- Monsanto Sold Banned Chemicals for Years Despite Known Health Risks, Archives Reveal – The Guardian
- New ‘Monsanto Papers’ Add To Questions Of Regulatory Collusion, Scientific Mischief – Huffington Post
- Monsanto Weed Killer Roundup Faces New Doubts on Safety in Unsealed Documents – NY Times
- Monsanto Roundup Lawsuit – Baum Hedlund Aristei Goldman

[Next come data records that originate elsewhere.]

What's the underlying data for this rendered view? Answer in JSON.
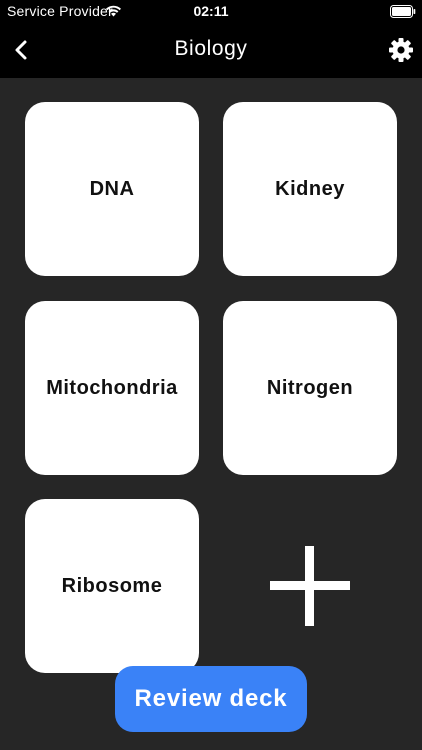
{
  "status_bar": {
    "carrier": "Service Provider",
    "time": "02:11",
    "wifi_icon": "wifi-icon",
    "battery_icon": "battery-icon"
  },
  "nav": {
    "title": "Biology",
    "back_icon": "chevron-left-icon",
    "settings_icon": "gear-icon"
  },
  "deck": {
    "cards": [
      {
        "label": "DNA"
      },
      {
        "label": "Kidney"
      },
      {
        "label": "Mitochondria"
      },
      {
        "label": "Nitrogen"
      },
      {
        "label": "Ribosome"
      }
    ],
    "add_icon": "plus-icon"
  },
  "actions": {
    "review_label": "Review deck"
  },
  "colors": {
    "background": "#262626",
    "bar": "#000000",
    "card": "#ffffff",
    "accent": "#3a82f7"
  }
}
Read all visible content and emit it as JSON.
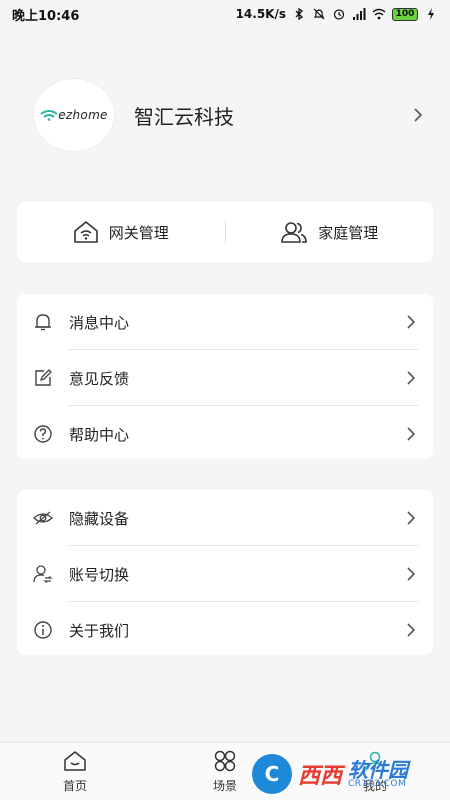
{
  "status_bar": {
    "time": "晚上10:46",
    "network_speed": "14.5K/s",
    "battery": "100"
  },
  "profile": {
    "logo_text": "ezhome",
    "name": "智汇云科技"
  },
  "management": {
    "gateway_label": "网关管理",
    "family_label": "家庭管理"
  },
  "menu_group_1": [
    {
      "label": "消息中心",
      "icon": "bell-icon"
    },
    {
      "label": "意见反馈",
      "icon": "edit-icon"
    },
    {
      "label": "帮助中心",
      "icon": "question-icon"
    }
  ],
  "menu_group_2": [
    {
      "label": "隐藏设备",
      "icon": "eye-hidden-icon"
    },
    {
      "label": "账号切换",
      "icon": "account-switch-icon"
    },
    {
      "label": "关于我们",
      "icon": "info-icon"
    }
  ],
  "tabbar": {
    "tabs": [
      {
        "label": "首页",
        "icon": "home-icon"
      },
      {
        "label": "场景",
        "icon": "scene-icon"
      },
      {
        "label": "我的",
        "icon": "profile-icon"
      }
    ]
  },
  "watermark": {
    "brand_cn": "西西",
    "brand_cn2": "软件园",
    "url": "CR173.COM"
  },
  "colors": {
    "background": "#f5f5f5",
    "card": "#ffffff",
    "text": "#222222",
    "wifi_logo": "#2bb5a6"
  }
}
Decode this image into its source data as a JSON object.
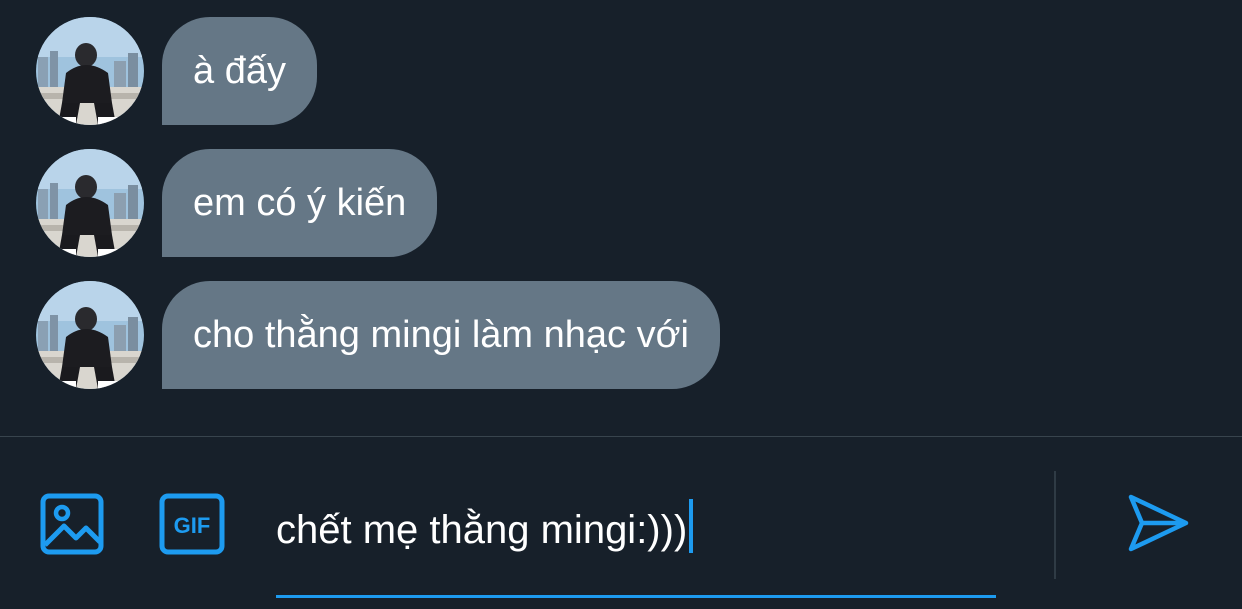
{
  "conversation": {
    "messages": [
      {
        "text": "à đấy",
        "sender": "other"
      },
      {
        "text": "em có ý kiến",
        "sender": "other"
      },
      {
        "text": "cho thằng mingi làm nhạc với",
        "sender": "other"
      }
    ]
  },
  "composer": {
    "input_value": "chết mẹ thằng mingi:)))",
    "media_icon": "image-icon",
    "gif_label": "GIF",
    "send_icon": "send-icon"
  },
  "colors": {
    "background": "#17202a",
    "bubble": "#657786",
    "accent": "#1d9bf0",
    "divider": "#38444d"
  }
}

- Class Lawsuit Takes Aim at Dicamba Producers, Accuses Monsanto Reps of Condoning Illegal Spraying – St. Louis Post Dispatch